=== Action item ===
When a line in the listing contains the string "label", pick it out and copy it.

Content starts

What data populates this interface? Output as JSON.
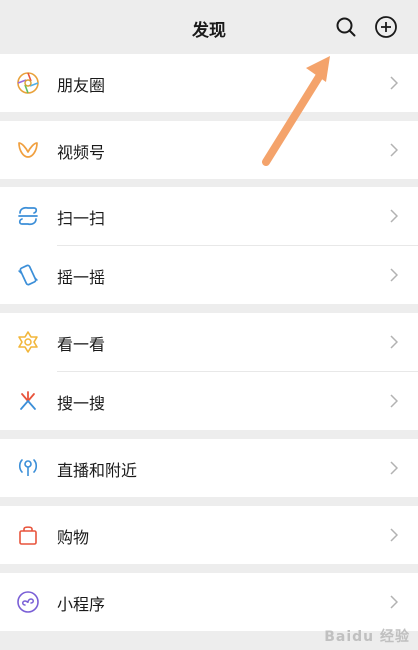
{
  "header": {
    "title": "发现"
  },
  "menu": {
    "moments": "朋友圈",
    "channels": "视频号",
    "scan": "扫一扫",
    "shake": "摇一摇",
    "top_stories": "看一看",
    "search": "搜一搜",
    "live_nearby": "直播和附近",
    "shopping": "购物",
    "mini_programs": "小程序"
  },
  "annotation_color": "#f4a36b",
  "watermark": "Baidu 经验"
}
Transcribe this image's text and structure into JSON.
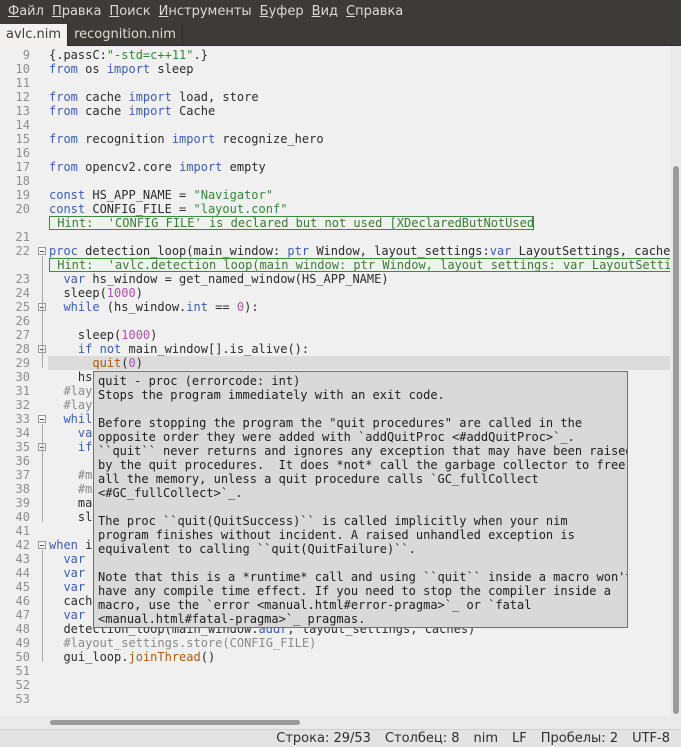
{
  "menu": {
    "items": [
      {
        "label": "Файл",
        "mnemonic": "Ф",
        "rest": "айл"
      },
      {
        "label": "Правка",
        "mnemonic": "П",
        "rest": "равка"
      },
      {
        "label": "Поиск",
        "mnemonic": "П",
        "rest": "оиск"
      },
      {
        "label": "Инструменты",
        "mnemonic": "И",
        "rest": "нструменты"
      },
      {
        "label": "Буфер",
        "mnemonic": "Б",
        "rest": "уфер"
      },
      {
        "label": "Вид",
        "mnemonic": "В",
        "rest": "ид"
      },
      {
        "label": "Справка",
        "mnemonic": "С",
        "rest": "правка"
      }
    ]
  },
  "tabs": [
    {
      "label": "avlc.nim",
      "active": true
    },
    {
      "label": "recognition.nim",
      "active": false
    }
  ],
  "editor": {
    "current_line": 29,
    "lines": [
      {
        "n": "9",
        "code": [
          [
            "t",
            "{.passC:"
          ],
          [
            "str",
            "\"-std=c++11\""
          ],
          [
            "t",
            ".}"
          ]
        ]
      },
      {
        "n": "10",
        "code": [
          [
            "kw",
            "from"
          ],
          [
            "t",
            " os "
          ],
          [
            "kw",
            "import"
          ],
          [
            "t",
            " sleep"
          ]
        ]
      },
      {
        "n": "11",
        "code": []
      },
      {
        "n": "12",
        "code": [
          [
            "kw",
            "from"
          ],
          [
            "t",
            " cache "
          ],
          [
            "kw",
            "import"
          ],
          [
            "t",
            " load, store"
          ]
        ]
      },
      {
        "n": "13",
        "code": [
          [
            "kw",
            "from"
          ],
          [
            "t",
            " cache "
          ],
          [
            "kw",
            "import"
          ],
          [
            "t",
            " Cache"
          ]
        ]
      },
      {
        "n": "14",
        "code": []
      },
      {
        "n": "15",
        "code": [
          [
            "kw",
            "from"
          ],
          [
            "t",
            " recognition "
          ],
          [
            "kw",
            "import"
          ],
          [
            "t",
            " recognize_hero"
          ]
        ]
      },
      {
        "n": "16",
        "code": []
      },
      {
        "n": "17",
        "code": [
          [
            "kw",
            "from"
          ],
          [
            "t",
            " opencv2.core "
          ],
          [
            "kw",
            "import"
          ],
          [
            "t",
            " empty"
          ]
        ]
      },
      {
        "n": "18",
        "code": []
      },
      {
        "n": "19",
        "code": [
          [
            "kw",
            "const"
          ],
          [
            "t",
            " HS_APP_NAME = "
          ],
          [
            "str",
            "\"Navigator\""
          ]
        ]
      },
      {
        "n": "20",
        "code": [
          [
            "kw",
            "const"
          ],
          [
            "t",
            " CONFIG_FILE = "
          ],
          [
            "str",
            "\"layout.conf\""
          ]
        ]
      },
      {
        "n": "",
        "code": [],
        "hint": " Hint:  'CONFIG_FILE' is declared but not used [XDeclaredButNotUsed]"
      },
      {
        "n": "21",
        "code": []
      },
      {
        "n": "22",
        "code": [
          [
            "kw",
            "proc"
          ],
          [
            "t",
            " detection_loop(main_window: "
          ],
          [
            "kw",
            "ptr"
          ],
          [
            "t",
            " Window, layout_settings:"
          ],
          [
            "kw",
            "var"
          ],
          [
            "t",
            " LayoutSettings, caches: "
          ]
        ],
        "fold": true
      },
      {
        "n": "",
        "code": [],
        "hint": " Hint:  'avlc.detection_loop(main_window: ptr Window, layout_settings: var LayoutSettings"
      },
      {
        "n": "23",
        "code": [
          [
            "t",
            "  "
          ],
          [
            "kw",
            "var"
          ],
          [
            "t",
            " hs_window = get_named_window(HS_APP_NAME)"
          ]
        ]
      },
      {
        "n": "24",
        "code": [
          [
            "t",
            "  sleep("
          ],
          [
            "num",
            "1000"
          ],
          [
            "t",
            ")"
          ]
        ]
      },
      {
        "n": "25",
        "code": [
          [
            "t",
            "  "
          ],
          [
            "kw",
            "while"
          ],
          [
            "t",
            " (hs_window."
          ],
          [
            "ty",
            "int"
          ],
          [
            "t",
            " == "
          ],
          [
            "num",
            "0"
          ],
          [
            "t",
            "):"
          ]
        ],
        "fold": true
      },
      {
        "n": "26",
        "code": []
      },
      {
        "n": "27",
        "code": [
          [
            "t",
            "    sleep("
          ],
          [
            "num",
            "1000"
          ],
          [
            "t",
            ")"
          ]
        ]
      },
      {
        "n": "28",
        "code": [
          [
            "t",
            "    "
          ],
          [
            "kw",
            "if"
          ],
          [
            "t",
            " "
          ],
          [
            "kw",
            "not"
          ],
          [
            "t",
            " main_window[].is_alive():"
          ]
        ],
        "fold": true
      },
      {
        "n": "29",
        "code": [
          [
            "t",
            "      "
          ],
          [
            "fn",
            "quit"
          ],
          [
            "t",
            "("
          ],
          [
            "num",
            "0"
          ],
          [
            "t",
            ")"
          ]
        ]
      },
      {
        "n": "30",
        "code": [
          [
            "t",
            "    hs"
          ]
        ]
      },
      {
        "n": "31",
        "code": [
          [
            "t",
            "  "
          ],
          [
            "cmt",
            "#lay"
          ]
        ]
      },
      {
        "n": "32",
        "code": [
          [
            "t",
            "  "
          ],
          [
            "cmt",
            "#lay"
          ]
        ]
      },
      {
        "n": "33",
        "code": [
          [
            "t",
            "  "
          ],
          [
            "kw",
            "whil"
          ]
        ],
        "fold": true
      },
      {
        "n": "34",
        "code": [
          [
            "t",
            "    "
          ],
          [
            "kw",
            "va"
          ]
        ]
      },
      {
        "n": "35",
        "code": [
          [
            "t",
            "    "
          ],
          [
            "kw",
            "if"
          ]
        ],
        "fold": true
      },
      {
        "n": "36",
        "code": [
          [
            "t",
            "      "
          ]
        ]
      },
      {
        "n": "37",
        "code": [
          [
            "t",
            "    "
          ],
          [
            "cmt",
            "#ma"
          ]
        ]
      },
      {
        "n": "38",
        "code": [
          [
            "t",
            "    "
          ],
          [
            "cmt",
            "#ma"
          ]
        ]
      },
      {
        "n": "39",
        "code": [
          [
            "t",
            "    ma"
          ]
        ]
      },
      {
        "n": "40",
        "code": [
          [
            "t",
            "    sle"
          ]
        ]
      },
      {
        "n": "41",
        "code": []
      },
      {
        "n": "42",
        "code": [
          [
            "kw",
            "when"
          ],
          [
            "t",
            " is"
          ]
        ],
        "fold": true
      },
      {
        "n": "43",
        "code": [
          [
            "t",
            "  "
          ],
          [
            "kw",
            "var"
          ],
          [
            "t",
            " m"
          ]
        ]
      },
      {
        "n": "44",
        "code": [
          [
            "t",
            "  "
          ],
          [
            "kw",
            "var"
          ],
          [
            "t",
            " "
          ]
        ]
      },
      {
        "n": "45",
        "code": [
          [
            "t",
            "  "
          ],
          [
            "kw",
            "var"
          ],
          [
            "t",
            " c"
          ]
        ]
      },
      {
        "n": "46",
        "code": [
          [
            "t",
            "  cache"
          ]
        ]
      },
      {
        "n": "47",
        "code": [
          [
            "t",
            "  "
          ],
          [
            "kw",
            "var"
          ],
          [
            "t",
            " c"
          ]
        ]
      },
      {
        "n": "48",
        "code": [
          [
            "t",
            "  detection_loop(main_window."
          ],
          [
            "kw",
            "addr"
          ],
          [
            "t",
            ", layout_settings, caches)"
          ]
        ]
      },
      {
        "n": "49",
        "code": [
          [
            "t",
            "  "
          ],
          [
            "cmt",
            "#layout_settings.store(CONFIG_FILE)"
          ]
        ]
      },
      {
        "n": "50",
        "code": [
          [
            "t",
            "  gui_loop."
          ],
          [
            "fn",
            "joinThread"
          ],
          [
            "t",
            "()"
          ]
        ]
      },
      {
        "n": "51",
        "code": []
      },
      {
        "n": "52",
        "code": []
      },
      {
        "n": "53",
        "code": []
      }
    ]
  },
  "tooltip": {
    "lines": [
      "quit - proc (errorcode: int)",
      "Stops the program immediately with an exit code.",
      "",
      "Before stopping the program the \"quit procedures\" are called in the",
      "opposite order they were added with `addQuitProc <#addQuitProc>`_.",
      "``quit`` never returns and ignores any exception that may have been raised",
      "by the quit procedures.  It does *not* call the garbage collector to free",
      "all the memory, unless a quit procedure calls `GC_fullCollect",
      "<#GC_fullCollect>`_.",
      "",
      "The proc ``quit(QuitSuccess)`` is called implicitly when your nim",
      "program finishes without incident. A raised unhandled exception is",
      "equivalent to calling ``quit(QuitFailure)``.",
      "",
      "Note that this is a *runtime* call and using ``quit`` inside a macro won't",
      "have any compile time effect. If you need to stop the compiler inside a",
      "macro, use the `error <manual.html#error-pragma>`_ or `fatal",
      "<manual.html#fatal-pragma>`_ pragmas."
    ]
  },
  "status": {
    "position": "Строка: 29/53",
    "column": "Столбец: 8",
    "language": "nim",
    "line_ending": "LF",
    "indent": "Пробелы: 2",
    "encoding": "UTF-8"
  }
}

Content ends

=== Reply to the task ===
        "label": "Файл",
        "label": "Правка",
        "label": "Поиск",
        "label": "Инструменты",
        "label": "Буфер",
        "label": "Вид",
        "label": "Справка",
      "label": "avlc.nim",
      "label": "recognition.nim",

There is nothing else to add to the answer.